- **Exercise aim**
What you print should match the entries exactly, only without the pictures.

- **Given data**
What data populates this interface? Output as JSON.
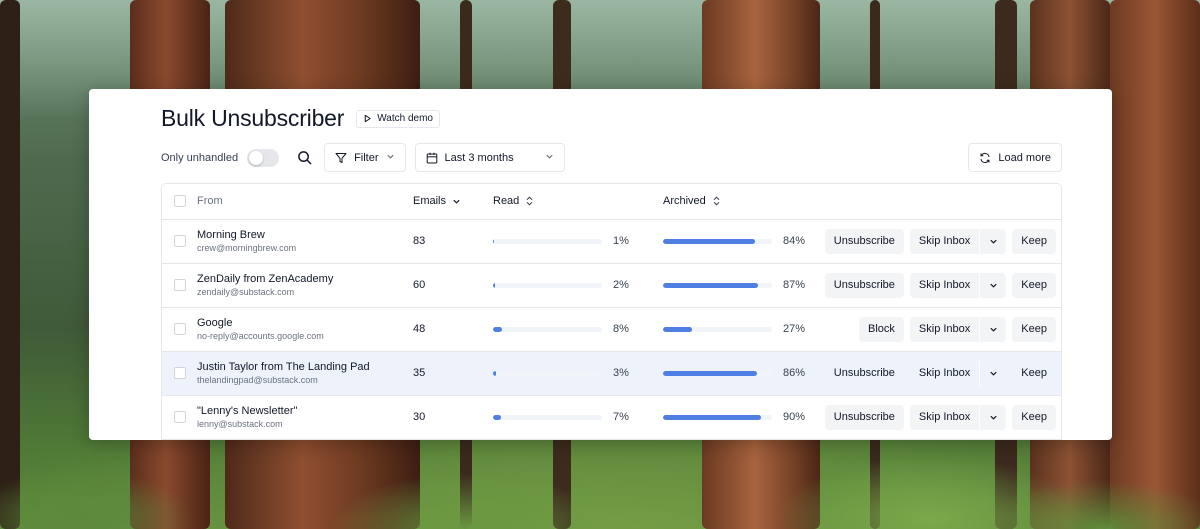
{
  "app": {
    "title": "Bulk Unsubscriber",
    "watch_demo_label": "Watch demo"
  },
  "toolbar": {
    "only_unhandled_label": "Only unhandled",
    "only_unhandled_on": false,
    "filter_label": "Filter",
    "date_range_label": "Last 3 months",
    "load_more_label": "Load more"
  },
  "table": {
    "headers": {
      "from": "From",
      "emails": "Emails",
      "read": "Read",
      "archived": "Archived"
    },
    "rows": [
      {
        "name": "Morning Brew",
        "email": "crew@morningbrew.com",
        "emails": "83",
        "read_pct": 1,
        "read_label": "1%",
        "archived_pct": 84,
        "archived_label": "84%",
        "primary_action": "Unsubscribe",
        "skip_label": "Skip Inbox",
        "keep_label": "Keep",
        "highlighted": false
      },
      {
        "name": "ZenDaily from ZenAcademy",
        "email": "zendaily@substack.com",
        "emails": "60",
        "read_pct": 2,
        "read_label": "2%",
        "archived_pct": 87,
        "archived_label": "87%",
        "primary_action": "Unsubscribe",
        "skip_label": "Skip Inbox",
        "keep_label": "Keep",
        "highlighted": false
      },
      {
        "name": "Google",
        "email": "no-reply@accounts.google.com",
        "emails": "48",
        "read_pct": 8,
        "read_label": "8%",
        "archived_pct": 27,
        "archived_label": "27%",
        "primary_action": "Block",
        "skip_label": "Skip Inbox",
        "keep_label": "Keep",
        "highlighted": false
      },
      {
        "name": "Justin Taylor from The Landing Pad",
        "email": "thelandingpad@substack.com",
        "emails": "35",
        "read_pct": 3,
        "read_label": "3%",
        "archived_pct": 86,
        "archived_label": "86%",
        "primary_action": "Unsubscribe",
        "skip_label": "Skip Inbox",
        "keep_label": "Keep",
        "highlighted": true
      },
      {
        "name": "\"Lenny's Newsletter\"",
        "email": "lenny@substack.com",
        "emails": "30",
        "read_pct": 7,
        "read_label": "7%",
        "archived_pct": 90,
        "archived_label": "90%",
        "primary_action": "Unsubscribe",
        "skip_label": "Skip Inbox",
        "keep_label": "Keep",
        "highlighted": false
      }
    ]
  },
  "colors": {
    "accent_bar": "#4f7fe3",
    "row_highlight": "#eef2fb"
  }
}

- **Exercise answer**
What data populates this interface? Output as JSON.
{
  "app": {
    "title": "Bulk Unsubscriber",
    "watch_demo_label": "Watch demo"
  },
  "toolbar": {
    "only_unhandled_label": "Only unhandled",
    "only_unhandled_on": false,
    "filter_label": "Filter",
    "date_range_label": "Last 3 months",
    "load_more_label": "Load more"
  },
  "table": {
    "headers": {
      "from": "From",
      "emails": "Emails",
      "read": "Read",
      "archived": "Archived"
    },
    "rows": [
      {
        "name": "Morning Brew",
        "email": "crew@morningbrew.com",
        "emails": "83",
        "read_pct": 1,
        "read_label": "1%",
        "archived_pct": 84,
        "archived_label": "84%",
        "primary_action": "Unsubscribe",
        "skip_label": "Skip Inbox",
        "keep_label": "Keep",
        "highlighted": false
      },
      {
        "name": "ZenDaily from ZenAcademy",
        "email": "zendaily@substack.com",
        "emails": "60",
        "read_pct": 2,
        "read_label": "2%",
        "archived_pct": 87,
        "archived_label": "87%",
        "primary_action": "Unsubscribe",
        "skip_label": "Skip Inbox",
        "keep_label": "Keep",
        "highlighted": false
      },
      {
        "name": "Google",
        "email": "no-reply@accounts.google.com",
        "emails": "48",
        "read_pct": 8,
        "read_label": "8%",
        "archived_pct": 27,
        "archived_label": "27%",
        "primary_action": "Block",
        "skip_label": "Skip Inbox",
        "keep_label": "Keep",
        "highlighted": false
      },
      {
        "name": "Justin Taylor from The Landing Pad",
        "email": "thelandingpad@substack.com",
        "emails": "35",
        "read_pct": 3,
        "read_label": "3%",
        "archived_pct": 86,
        "archived_label": "86%",
        "primary_action": "Unsubscribe",
        "skip_label": "Skip Inbox",
        "keep_label": "Keep",
        "highlighted": true
      },
      {
        "name": "\"Lenny's Newsletter\"",
        "email": "lenny@substack.com",
        "emails": "30",
        "read_pct": 7,
        "read_label": "7%",
        "archived_pct": 90,
        "archived_label": "90%",
        "primary_action": "Unsubscribe",
        "skip_label": "Skip Inbox",
        "keep_label": "Keep",
        "highlighted": false
      }
    ]
  },
  "colors": {
    "accent_bar": "#4f7fe3",
    "row_highlight": "#eef2fb"
  }
}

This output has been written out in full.